The other day when I wrote about how Cooking Odors can Blow Your Cover When Bugging In I mentioned the Dakota Fire Hole. This a method currently taught by the US Marines for making tactical fires because they have a low light signature, reduced smoke, and are easier to ignite under strong wind conditions.
The Dakota Fire Hole is a bit harder to make than a traditional fire, but the extra effort is offset by its efficient consumption of fuel. The amount of fuel you need to cook food, treat water or keep warm is greatly reduced.
The Dakota Fire Hole is just what it says it is a fire in a hole, with a second vent hole to feed the fire oxygen.
When you are ready to dig your Dakota Fire Hole take a little time and find a good location. Avoid areas that are rocky or have many tree roots that require cutting. Areas that are extremely wet or sandy do not work well.
Once you find an ideal area, remove a plug of soil and plant roots about 10 or 12 inches in diameter. Dig straight down to a depth of about 12 inches. This will be the main chamber of the Dakota fire hole.
Dig a 4 to 6-inch diameter tunnel starting about one foot away from the edge of the fire hole to allow for airflow. This tunnel should intersects with the base of the fire chamber as shown in the attached diagram.

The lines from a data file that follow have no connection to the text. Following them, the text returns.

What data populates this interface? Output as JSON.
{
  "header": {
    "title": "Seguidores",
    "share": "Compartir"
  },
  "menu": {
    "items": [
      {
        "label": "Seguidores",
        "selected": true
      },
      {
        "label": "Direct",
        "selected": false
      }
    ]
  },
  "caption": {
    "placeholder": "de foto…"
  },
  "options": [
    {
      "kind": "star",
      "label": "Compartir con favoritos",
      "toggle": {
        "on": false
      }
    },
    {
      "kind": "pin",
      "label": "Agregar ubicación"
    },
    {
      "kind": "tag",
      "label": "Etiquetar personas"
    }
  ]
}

When the fire is burning, because hot air rises it will create a vacuum and draw air in through the vent tunnel. If you place the vent tunnel on the side of the prevailing wind, this will increase your airflow to the fire and it will burn hotter. Smoke is unburned products of combustion so the hotter the fire the less smoke.

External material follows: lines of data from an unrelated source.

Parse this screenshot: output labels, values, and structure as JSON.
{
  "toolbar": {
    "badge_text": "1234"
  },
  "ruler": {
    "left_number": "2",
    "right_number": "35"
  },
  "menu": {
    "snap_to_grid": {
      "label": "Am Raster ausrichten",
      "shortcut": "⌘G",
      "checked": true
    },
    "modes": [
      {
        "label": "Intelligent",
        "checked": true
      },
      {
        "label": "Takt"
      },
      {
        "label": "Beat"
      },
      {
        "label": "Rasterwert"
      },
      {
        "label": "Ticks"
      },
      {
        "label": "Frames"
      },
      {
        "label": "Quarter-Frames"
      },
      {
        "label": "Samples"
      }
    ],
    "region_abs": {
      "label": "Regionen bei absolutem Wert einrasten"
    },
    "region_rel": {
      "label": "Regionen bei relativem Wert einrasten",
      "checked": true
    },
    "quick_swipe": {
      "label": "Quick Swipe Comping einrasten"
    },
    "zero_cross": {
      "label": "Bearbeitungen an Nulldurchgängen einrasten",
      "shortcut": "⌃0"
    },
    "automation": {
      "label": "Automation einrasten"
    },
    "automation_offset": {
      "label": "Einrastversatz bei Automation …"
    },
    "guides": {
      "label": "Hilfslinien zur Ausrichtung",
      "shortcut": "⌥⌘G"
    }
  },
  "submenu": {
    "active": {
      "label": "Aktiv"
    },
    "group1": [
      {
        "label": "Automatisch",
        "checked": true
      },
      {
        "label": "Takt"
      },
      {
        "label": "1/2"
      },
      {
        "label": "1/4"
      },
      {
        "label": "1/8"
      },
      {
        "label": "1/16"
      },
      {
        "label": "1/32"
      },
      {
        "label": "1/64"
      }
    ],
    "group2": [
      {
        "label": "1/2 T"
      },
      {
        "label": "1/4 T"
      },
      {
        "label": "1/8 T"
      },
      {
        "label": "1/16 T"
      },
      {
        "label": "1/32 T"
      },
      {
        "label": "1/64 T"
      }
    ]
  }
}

The fire in a Dakota Fire Hole is below the surface of the ground and therefore less visible. If you save the dirt and the plugs, you removed from the holes you can cover up the evidence of a fire having been there.